_Exercise goal_:
Exactly as written, reproduce the lines from the one that contains "Parse this screenshot: output" through the end of the records.

Data extract below:

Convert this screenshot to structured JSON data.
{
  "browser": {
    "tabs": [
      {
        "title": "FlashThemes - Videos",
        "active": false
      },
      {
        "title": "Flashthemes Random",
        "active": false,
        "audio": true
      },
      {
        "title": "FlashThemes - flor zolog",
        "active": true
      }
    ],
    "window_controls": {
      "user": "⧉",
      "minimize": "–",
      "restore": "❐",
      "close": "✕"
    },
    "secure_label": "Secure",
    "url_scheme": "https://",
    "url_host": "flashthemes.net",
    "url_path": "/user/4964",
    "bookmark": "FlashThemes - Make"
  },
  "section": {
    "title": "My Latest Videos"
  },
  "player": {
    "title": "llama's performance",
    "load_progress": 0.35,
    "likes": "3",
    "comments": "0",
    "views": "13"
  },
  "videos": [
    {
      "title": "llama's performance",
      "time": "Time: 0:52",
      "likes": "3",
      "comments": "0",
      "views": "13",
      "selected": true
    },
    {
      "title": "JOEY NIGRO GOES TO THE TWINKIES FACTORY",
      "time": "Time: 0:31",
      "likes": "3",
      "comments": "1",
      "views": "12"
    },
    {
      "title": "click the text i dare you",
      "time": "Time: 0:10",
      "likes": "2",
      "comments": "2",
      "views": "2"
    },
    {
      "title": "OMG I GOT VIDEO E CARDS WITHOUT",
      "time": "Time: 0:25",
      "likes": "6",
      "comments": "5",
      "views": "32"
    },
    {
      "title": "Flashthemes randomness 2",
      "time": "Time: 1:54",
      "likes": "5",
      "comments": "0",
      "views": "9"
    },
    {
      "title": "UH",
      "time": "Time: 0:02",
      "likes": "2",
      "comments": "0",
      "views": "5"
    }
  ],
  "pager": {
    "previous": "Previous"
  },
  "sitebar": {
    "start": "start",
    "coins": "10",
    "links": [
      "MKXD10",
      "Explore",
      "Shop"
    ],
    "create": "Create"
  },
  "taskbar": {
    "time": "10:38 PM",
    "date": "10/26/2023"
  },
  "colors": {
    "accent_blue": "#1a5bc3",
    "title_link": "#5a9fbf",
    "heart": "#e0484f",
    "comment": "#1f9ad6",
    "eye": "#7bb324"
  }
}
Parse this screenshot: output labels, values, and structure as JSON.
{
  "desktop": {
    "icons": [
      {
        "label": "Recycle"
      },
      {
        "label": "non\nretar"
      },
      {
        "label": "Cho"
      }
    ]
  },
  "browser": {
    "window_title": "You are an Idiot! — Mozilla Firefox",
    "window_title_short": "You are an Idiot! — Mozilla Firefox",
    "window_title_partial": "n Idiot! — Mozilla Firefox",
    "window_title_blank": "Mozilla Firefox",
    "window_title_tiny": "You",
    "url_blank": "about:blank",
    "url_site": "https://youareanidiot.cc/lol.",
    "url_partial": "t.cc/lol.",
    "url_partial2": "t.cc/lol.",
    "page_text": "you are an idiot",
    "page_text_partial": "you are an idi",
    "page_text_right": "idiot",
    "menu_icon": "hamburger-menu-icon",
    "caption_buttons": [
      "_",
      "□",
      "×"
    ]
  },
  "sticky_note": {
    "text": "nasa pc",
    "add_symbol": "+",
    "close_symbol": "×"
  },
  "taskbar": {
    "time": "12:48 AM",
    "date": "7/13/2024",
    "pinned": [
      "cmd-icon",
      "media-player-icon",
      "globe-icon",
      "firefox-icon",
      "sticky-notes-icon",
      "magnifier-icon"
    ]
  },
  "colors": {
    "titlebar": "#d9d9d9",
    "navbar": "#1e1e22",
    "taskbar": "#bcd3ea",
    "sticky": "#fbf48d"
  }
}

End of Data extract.

_The answer_:
Parse this screenshot: output labels, values, and structure as JSON.
{
  "desktop": {
    "icons": [
      {
        "label": "Recycle"
      },
      {
        "label": "non\nretar"
      },
      {
        "label": "Cho"
      }
    ]
  },
  "browser": {
    "window_title": "You are an Idiot! — Mozilla Firefox",
    "window_title_short": "You are an Idiot! — Mozilla Firefox",
    "window_title_partial": "n Idiot! — Mozilla Firefox",
    "window_title_blank": "Mozilla Firefox",
    "window_title_tiny": "You",
    "url_blank": "about:blank",
    "url_site": "https://youareanidiot.cc/lol.",
    "url_partial": "t.cc/lol.",
    "url_partial2": "t.cc/lol.",
    "page_text": "you are an idiot",
    "page_text_partial": "you are an idi",
    "page_text_right": "idiot",
    "menu_icon": "hamburger-menu-icon",
    "caption_buttons": [
      "_",
      "□",
      "×"
    ]
  },
  "sticky_note": {
    "text": "nasa pc",
    "add_symbol": "+",
    "close_symbol": "×"
  },
  "taskbar": {
    "time": "12:48 AM",
    "date": "7/13/2024",
    "pinned": [
      "cmd-icon",
      "media-player-icon",
      "globe-icon",
      "firefox-icon",
      "sticky-notes-icon",
      "magnifier-icon"
    ]
  },
  "colors": {
    "titlebar": "#d9d9d9",
    "navbar": "#1e1e22",
    "taskbar": "#bcd3ea",
    "sticky": "#fbf48d"
  }
}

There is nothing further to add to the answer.